While Washington has previously sanctioned officials over Xinjiang and blocked some imports linked to forced labor, Tuesday’s declaration is the first time it has officially used the term genocide.
Genocide is, according to the United Nations, “intent to destroy, in whole or in part, a national, ethnical, racial or religious group.” The declaration, while carrying no automatic penalties, marks a rare step for the US government, which historically has shown some hesitancy in attaching the genocide designation to an ongoing crisis.
And it will fall to the new Biden administration, which has been supportive of calling the situation in Xinjiang a genocide, to take action on this issue, or wilt in the face of an aggressive Beijing attempting to force a “reset” on its terms.
Millward pointed out that the Trump administration blocked multiple attempts by Congress to take action on Xinjiang, in both 2018 and 2019, as the President pursued a trade deal with China, while Pompeo sought to take credit for exposing atrocities that were brought to light by journalists and researchers “years before Trump flipped on his ‘good friend’ Xi.”
More than anything else, Pompeo’s final shot across Beijing’s bow seems to have been an attempt to bind the hands of the incoming administration.
Reset with conditions
Beijing is looking to influence Biden’s policy, with talk of a reset while signaling potential repercussions should he continue with his predecessor’s hawkish stance towards China.
Chinese state-run media has been celebrating the end of the Trump administration in recent days.
Hours before Trump was due to leave the White House for the last time, state-run news agency Xinhua tweeted in English an image of the US Congress with the words, “Good riddance, Donald Trump!”
The measures bar the former officials “and their immediate family members” from entering China, Hong Kong and Macao, and forbids them “and companies and institutions associated with them” from doing business with China. That could prevent those sanctioned taking up lucrative post-administration roles with think tanks or consulting businesses focused on China, a consideration that Beijing may hope will influence incoming Biden officials against taking strident positions on these issues.

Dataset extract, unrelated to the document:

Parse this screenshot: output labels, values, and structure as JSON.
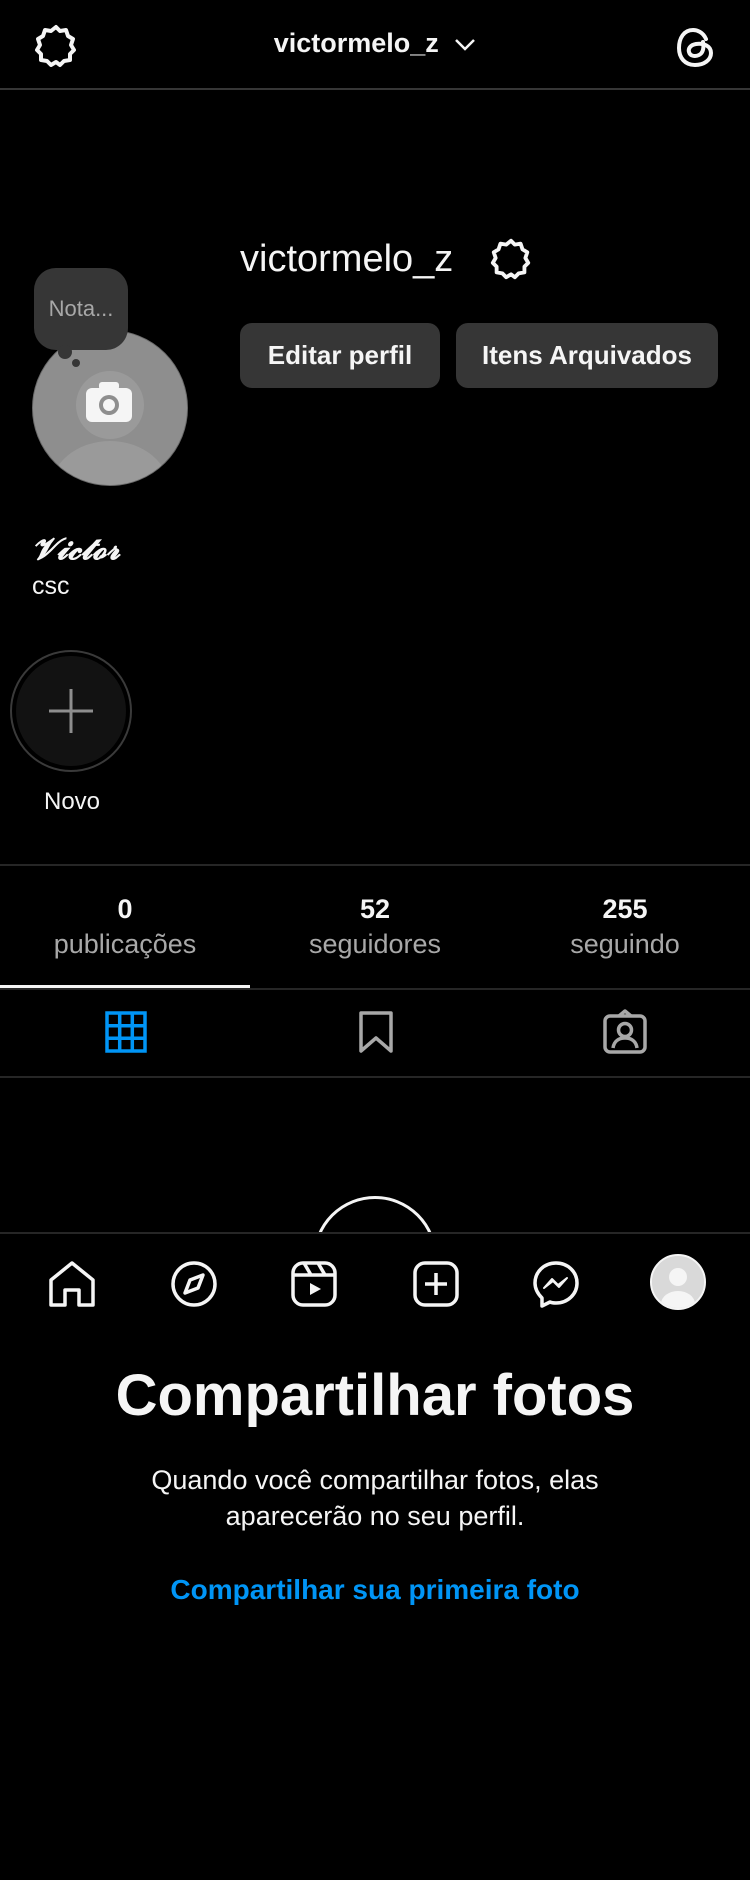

Speaking Wednesday, Chinese Foreign Ministry spokeswoman Hua Chunying blamed “Pompeo and other anti-China, anti-communist forces” for fostering “various misunderstandings on Xinjiang-related matters.”
“President Biden has repeatedly emphasized the word unity in his inauguration speech,” Hua, the spokeswoman, said Thursday. “I think this is exactly what the current China-US relations need. Because in the past four years, some anti-China politicians in the US have told too many lies and incited too much hatred and divisions out of personal gains.”
Just how the Biden administration handles the issue of Xinjiang could be a major test of this relationship. If Blinken is serious about maintaining his predecessor’s designation, then presumably this must be followed by additional sanctions, or some kind of international action, otherwise Washington risks acknowledging an ongoing genocide and standing by as it happens.
But international action could be undermined by the manner in which Pompeo made the declaration.
Nor has the wider international community shown any great hurry to act on this issue.
“The stories coming out of Xinjiang are pure horror. The story in Brussels is we’re ready to sign an investment treaty with China,” European lawmaker Guy Verhofstadt said at the time, rubbishing supposed promises regarding forced labor contained in the deal. “Under these circumstances any Chinese signature on human rights is not worth the paper it is written on.”
Biden may have more influence in both Brussels and London than Trump ever did, and certainly he has spoken of the need to rebuild America’s international standing after four years of Trump. But whether he uses his position to lobby for action on Xinjiang, or a tougher line on China in general, remains to be seen.